_Your objective_.
Produce a copy of every line in the records that holds the string "data".

_Records_.
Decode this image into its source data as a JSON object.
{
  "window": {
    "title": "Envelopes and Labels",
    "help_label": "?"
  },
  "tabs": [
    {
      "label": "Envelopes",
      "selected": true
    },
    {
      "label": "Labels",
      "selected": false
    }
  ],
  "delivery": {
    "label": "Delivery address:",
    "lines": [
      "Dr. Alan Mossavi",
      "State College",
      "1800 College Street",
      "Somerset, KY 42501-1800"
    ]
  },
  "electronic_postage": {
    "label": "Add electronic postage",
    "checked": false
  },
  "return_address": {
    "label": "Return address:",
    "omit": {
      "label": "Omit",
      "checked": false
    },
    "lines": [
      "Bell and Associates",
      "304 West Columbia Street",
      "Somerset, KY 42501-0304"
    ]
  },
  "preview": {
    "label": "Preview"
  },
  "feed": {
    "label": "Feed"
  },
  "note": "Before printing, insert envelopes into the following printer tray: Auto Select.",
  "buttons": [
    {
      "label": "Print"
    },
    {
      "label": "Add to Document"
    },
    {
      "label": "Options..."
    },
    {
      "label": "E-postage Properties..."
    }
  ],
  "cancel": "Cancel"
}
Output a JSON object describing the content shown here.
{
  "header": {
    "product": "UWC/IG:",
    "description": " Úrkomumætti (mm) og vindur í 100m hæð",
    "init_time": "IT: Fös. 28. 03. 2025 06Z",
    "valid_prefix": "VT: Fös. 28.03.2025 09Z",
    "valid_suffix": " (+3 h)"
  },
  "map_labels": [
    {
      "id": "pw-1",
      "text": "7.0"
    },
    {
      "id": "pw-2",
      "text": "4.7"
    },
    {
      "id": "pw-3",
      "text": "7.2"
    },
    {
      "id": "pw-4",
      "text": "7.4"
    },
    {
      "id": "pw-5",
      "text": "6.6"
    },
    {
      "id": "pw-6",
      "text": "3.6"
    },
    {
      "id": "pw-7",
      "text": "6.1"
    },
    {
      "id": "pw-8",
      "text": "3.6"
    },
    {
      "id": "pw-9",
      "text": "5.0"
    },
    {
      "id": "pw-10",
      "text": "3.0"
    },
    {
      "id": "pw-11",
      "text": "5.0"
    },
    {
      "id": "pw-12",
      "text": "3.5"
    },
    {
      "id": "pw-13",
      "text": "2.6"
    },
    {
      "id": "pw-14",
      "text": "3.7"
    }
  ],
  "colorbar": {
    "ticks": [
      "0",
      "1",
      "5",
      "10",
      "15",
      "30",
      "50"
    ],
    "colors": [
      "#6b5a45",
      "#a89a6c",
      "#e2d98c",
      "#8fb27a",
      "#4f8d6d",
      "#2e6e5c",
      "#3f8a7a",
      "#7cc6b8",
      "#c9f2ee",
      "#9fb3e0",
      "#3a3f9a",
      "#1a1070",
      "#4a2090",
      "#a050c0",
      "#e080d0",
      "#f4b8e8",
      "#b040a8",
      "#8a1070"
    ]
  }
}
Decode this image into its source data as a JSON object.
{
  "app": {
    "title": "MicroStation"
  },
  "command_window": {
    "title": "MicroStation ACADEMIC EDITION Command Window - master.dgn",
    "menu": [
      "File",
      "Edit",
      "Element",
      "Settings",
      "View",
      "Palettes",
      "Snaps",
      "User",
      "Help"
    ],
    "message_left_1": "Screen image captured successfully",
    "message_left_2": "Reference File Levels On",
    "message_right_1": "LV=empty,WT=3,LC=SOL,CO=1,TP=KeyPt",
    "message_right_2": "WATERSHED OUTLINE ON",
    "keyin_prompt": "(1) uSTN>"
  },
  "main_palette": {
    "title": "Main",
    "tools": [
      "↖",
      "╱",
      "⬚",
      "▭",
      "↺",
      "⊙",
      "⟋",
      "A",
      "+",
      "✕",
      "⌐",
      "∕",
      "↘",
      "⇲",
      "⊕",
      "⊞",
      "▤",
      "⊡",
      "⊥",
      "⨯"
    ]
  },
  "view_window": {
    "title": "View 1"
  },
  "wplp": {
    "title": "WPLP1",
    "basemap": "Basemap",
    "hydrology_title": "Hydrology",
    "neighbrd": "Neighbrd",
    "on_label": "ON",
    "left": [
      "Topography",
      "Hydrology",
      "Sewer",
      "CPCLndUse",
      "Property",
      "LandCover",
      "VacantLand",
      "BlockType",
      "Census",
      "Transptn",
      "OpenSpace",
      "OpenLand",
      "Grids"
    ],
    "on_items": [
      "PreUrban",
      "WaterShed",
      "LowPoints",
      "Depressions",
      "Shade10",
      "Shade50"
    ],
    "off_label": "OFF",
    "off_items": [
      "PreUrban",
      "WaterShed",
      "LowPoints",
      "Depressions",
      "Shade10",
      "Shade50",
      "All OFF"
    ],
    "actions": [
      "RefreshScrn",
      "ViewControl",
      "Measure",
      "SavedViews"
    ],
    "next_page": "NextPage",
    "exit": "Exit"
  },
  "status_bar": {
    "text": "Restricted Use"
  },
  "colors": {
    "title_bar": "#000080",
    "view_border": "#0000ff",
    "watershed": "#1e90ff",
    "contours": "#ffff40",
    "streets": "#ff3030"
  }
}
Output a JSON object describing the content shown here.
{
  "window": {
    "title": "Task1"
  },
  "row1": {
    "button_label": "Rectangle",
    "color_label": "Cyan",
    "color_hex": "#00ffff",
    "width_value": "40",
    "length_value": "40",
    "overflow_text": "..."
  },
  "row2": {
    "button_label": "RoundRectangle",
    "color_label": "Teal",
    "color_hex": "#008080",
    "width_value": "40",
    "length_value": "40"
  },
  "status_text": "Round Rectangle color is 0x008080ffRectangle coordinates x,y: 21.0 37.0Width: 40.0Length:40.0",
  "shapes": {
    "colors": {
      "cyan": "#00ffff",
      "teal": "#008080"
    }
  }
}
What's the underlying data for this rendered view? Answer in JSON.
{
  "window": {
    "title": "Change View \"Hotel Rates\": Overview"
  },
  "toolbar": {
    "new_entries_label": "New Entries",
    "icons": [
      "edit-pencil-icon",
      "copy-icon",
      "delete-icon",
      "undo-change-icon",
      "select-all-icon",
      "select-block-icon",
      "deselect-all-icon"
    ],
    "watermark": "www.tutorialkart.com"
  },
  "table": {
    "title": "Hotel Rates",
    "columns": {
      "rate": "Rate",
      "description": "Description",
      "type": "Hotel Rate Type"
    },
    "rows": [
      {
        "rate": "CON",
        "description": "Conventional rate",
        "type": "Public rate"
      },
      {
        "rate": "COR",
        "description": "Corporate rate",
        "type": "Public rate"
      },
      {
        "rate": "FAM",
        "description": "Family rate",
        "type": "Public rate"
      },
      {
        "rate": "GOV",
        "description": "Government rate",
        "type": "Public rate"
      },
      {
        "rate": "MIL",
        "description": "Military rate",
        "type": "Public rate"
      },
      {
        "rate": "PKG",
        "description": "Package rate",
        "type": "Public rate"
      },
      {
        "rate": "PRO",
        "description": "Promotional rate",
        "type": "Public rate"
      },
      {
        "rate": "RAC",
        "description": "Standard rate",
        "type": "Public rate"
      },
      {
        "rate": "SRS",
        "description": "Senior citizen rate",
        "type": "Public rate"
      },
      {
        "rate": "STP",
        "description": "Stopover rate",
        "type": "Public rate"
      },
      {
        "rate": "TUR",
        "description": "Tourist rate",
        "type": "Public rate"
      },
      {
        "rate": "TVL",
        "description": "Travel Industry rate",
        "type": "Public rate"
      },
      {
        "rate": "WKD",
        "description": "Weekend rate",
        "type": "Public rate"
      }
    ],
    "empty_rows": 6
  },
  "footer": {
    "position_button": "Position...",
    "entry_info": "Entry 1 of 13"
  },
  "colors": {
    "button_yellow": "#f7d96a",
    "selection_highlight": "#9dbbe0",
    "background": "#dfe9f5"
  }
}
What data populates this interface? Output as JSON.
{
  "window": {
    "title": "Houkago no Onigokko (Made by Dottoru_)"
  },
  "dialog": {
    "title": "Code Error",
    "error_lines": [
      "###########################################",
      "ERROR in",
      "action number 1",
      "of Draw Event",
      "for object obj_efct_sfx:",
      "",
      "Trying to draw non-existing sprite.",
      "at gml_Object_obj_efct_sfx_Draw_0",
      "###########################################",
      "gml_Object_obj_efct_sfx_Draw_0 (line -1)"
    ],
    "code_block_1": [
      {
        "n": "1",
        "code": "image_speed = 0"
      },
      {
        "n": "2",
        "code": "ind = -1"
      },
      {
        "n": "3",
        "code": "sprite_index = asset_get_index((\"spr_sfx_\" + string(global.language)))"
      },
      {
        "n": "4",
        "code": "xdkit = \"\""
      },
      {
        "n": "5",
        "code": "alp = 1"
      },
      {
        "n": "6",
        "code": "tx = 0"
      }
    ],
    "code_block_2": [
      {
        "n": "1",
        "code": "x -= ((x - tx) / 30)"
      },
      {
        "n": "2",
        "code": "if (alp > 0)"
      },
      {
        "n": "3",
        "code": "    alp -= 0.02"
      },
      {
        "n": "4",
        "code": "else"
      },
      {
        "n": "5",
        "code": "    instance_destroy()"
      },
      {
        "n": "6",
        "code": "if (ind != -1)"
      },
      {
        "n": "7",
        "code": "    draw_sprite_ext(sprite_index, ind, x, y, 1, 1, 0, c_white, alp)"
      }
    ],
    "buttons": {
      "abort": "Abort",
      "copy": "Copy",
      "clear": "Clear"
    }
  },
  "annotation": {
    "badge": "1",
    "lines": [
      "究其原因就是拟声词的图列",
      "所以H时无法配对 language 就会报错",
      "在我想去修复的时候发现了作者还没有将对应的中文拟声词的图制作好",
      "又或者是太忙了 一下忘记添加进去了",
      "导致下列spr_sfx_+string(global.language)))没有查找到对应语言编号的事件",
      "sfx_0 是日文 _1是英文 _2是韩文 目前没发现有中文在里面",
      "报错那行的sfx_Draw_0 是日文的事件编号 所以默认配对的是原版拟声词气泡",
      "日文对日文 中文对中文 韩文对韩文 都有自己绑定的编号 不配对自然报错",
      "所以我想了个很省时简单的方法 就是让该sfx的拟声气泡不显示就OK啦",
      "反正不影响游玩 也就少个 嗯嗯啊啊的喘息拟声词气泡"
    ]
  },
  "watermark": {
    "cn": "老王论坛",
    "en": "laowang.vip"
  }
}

_Response below_.
Decode this image into its source data as a JSON object.
Decode this image into its source data as a JSON object.
What's the underlying data for this rendered view? Answer in JSON.
What data populates this interface? Output as JSON.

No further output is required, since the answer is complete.